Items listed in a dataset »
"""

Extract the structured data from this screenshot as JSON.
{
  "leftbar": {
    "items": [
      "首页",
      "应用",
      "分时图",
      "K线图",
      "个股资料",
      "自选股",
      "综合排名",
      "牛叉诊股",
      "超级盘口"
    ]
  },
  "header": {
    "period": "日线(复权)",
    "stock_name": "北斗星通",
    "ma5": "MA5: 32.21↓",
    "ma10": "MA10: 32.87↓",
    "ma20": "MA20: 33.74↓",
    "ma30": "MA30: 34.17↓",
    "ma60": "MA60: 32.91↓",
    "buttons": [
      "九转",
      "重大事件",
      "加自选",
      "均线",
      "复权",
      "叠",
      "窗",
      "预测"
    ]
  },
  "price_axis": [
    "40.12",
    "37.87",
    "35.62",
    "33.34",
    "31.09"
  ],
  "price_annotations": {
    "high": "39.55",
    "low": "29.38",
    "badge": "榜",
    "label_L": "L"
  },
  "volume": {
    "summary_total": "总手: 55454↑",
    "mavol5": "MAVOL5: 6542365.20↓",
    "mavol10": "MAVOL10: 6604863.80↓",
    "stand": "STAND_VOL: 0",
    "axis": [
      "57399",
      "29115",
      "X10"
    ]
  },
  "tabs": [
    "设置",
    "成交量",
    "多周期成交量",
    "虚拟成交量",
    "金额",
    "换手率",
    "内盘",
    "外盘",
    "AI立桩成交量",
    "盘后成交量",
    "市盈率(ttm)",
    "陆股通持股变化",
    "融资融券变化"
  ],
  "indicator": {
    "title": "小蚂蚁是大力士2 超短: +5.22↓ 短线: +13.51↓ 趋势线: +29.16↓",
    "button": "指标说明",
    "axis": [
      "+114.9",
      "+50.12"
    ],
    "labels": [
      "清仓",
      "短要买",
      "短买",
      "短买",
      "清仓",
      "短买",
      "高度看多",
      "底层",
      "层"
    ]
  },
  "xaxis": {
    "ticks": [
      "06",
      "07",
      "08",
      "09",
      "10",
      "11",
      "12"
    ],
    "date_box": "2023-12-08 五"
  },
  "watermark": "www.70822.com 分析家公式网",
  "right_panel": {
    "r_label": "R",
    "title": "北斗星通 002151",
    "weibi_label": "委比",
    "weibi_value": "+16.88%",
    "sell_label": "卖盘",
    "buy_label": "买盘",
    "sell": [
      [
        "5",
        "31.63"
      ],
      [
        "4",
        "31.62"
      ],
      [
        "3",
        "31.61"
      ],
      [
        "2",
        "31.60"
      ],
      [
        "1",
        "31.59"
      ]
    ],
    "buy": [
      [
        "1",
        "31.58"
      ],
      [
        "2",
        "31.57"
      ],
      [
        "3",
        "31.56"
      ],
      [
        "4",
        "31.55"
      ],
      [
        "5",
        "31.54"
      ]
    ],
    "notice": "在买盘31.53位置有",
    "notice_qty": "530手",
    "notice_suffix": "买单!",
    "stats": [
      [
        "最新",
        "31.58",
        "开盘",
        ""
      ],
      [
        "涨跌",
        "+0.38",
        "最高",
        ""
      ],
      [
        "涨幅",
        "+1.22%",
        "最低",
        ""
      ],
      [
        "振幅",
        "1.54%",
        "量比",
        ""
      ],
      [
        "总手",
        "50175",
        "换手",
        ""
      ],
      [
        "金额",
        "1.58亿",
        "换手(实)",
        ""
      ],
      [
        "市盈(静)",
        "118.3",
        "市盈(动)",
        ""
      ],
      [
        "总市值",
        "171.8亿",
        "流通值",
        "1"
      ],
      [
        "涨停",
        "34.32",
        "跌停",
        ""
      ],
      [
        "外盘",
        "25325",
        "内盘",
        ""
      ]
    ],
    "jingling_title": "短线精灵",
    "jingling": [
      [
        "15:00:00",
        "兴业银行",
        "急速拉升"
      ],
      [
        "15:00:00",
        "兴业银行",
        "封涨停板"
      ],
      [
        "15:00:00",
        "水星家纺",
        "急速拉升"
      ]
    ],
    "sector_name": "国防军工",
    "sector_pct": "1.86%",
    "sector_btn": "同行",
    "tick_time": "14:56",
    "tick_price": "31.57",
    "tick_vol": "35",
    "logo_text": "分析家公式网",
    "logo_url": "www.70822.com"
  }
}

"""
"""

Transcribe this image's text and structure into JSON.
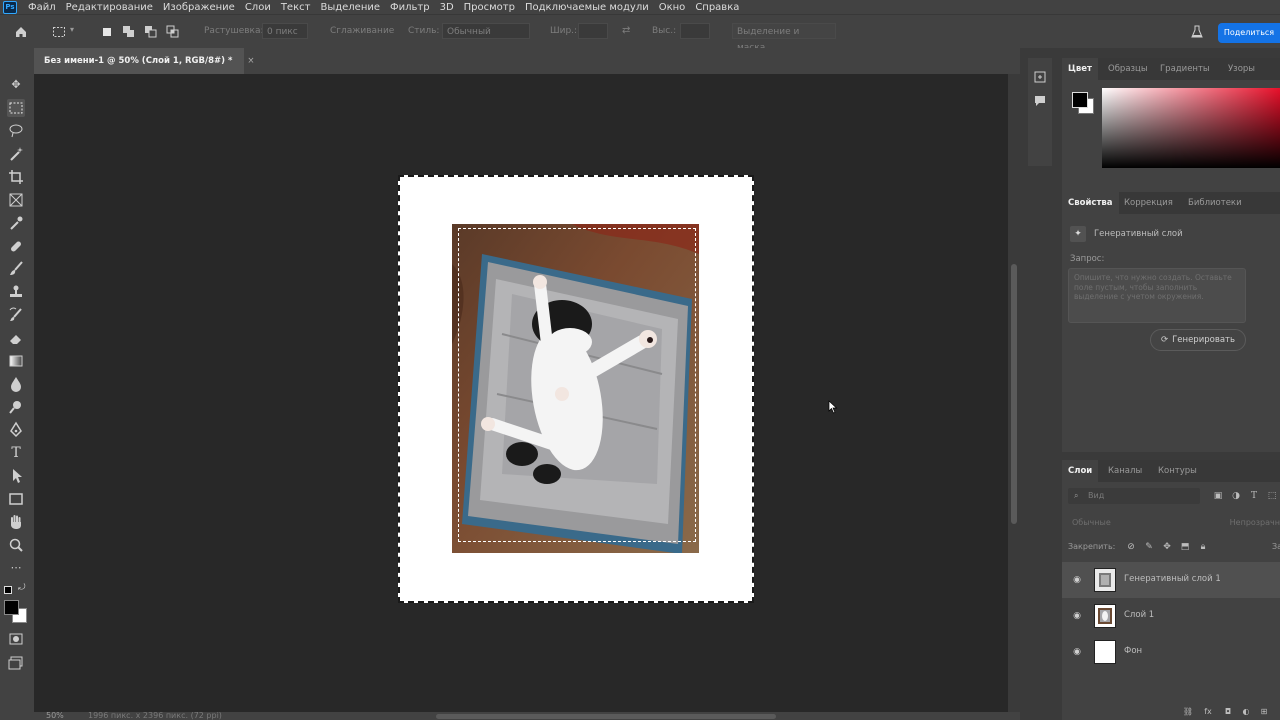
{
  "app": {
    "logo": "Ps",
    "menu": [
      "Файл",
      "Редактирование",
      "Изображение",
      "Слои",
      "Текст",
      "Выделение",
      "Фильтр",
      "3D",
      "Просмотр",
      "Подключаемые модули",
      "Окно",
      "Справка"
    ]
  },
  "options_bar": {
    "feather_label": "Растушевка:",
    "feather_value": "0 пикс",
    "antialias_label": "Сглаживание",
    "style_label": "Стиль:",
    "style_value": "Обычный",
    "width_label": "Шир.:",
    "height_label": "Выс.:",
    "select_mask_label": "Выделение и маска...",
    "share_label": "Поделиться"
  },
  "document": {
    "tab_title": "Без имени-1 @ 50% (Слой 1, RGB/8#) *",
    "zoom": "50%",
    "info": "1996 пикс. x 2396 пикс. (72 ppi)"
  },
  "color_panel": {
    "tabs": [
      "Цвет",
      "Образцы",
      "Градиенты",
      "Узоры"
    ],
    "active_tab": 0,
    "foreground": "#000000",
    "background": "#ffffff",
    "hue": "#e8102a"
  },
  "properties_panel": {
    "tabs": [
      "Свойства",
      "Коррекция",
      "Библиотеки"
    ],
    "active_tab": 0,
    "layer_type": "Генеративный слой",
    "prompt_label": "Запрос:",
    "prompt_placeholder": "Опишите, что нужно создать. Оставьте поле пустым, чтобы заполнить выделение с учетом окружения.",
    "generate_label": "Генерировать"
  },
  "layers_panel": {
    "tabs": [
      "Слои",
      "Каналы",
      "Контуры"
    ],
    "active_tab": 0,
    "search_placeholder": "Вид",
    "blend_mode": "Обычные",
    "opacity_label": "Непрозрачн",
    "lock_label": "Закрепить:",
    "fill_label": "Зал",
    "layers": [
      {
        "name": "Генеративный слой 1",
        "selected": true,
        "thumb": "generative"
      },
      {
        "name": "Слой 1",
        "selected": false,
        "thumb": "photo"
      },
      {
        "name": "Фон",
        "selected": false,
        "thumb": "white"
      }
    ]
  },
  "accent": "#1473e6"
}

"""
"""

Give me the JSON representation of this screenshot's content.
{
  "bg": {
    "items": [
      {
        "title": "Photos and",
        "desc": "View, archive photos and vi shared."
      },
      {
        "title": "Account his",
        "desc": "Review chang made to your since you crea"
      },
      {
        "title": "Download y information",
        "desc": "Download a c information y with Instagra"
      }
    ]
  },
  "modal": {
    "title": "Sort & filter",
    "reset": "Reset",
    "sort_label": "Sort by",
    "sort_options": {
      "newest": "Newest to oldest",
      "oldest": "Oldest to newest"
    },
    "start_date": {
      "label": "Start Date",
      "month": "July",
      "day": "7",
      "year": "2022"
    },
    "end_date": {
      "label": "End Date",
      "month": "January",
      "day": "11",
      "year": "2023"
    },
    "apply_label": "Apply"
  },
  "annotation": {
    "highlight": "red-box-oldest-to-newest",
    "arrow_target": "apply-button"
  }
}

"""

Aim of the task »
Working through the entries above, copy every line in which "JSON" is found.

Answer box »
Extract the structured data from this screenshot as JSON.
Transcribe this image's text and structure into JSON.
Give me the JSON representation of this screenshot's content.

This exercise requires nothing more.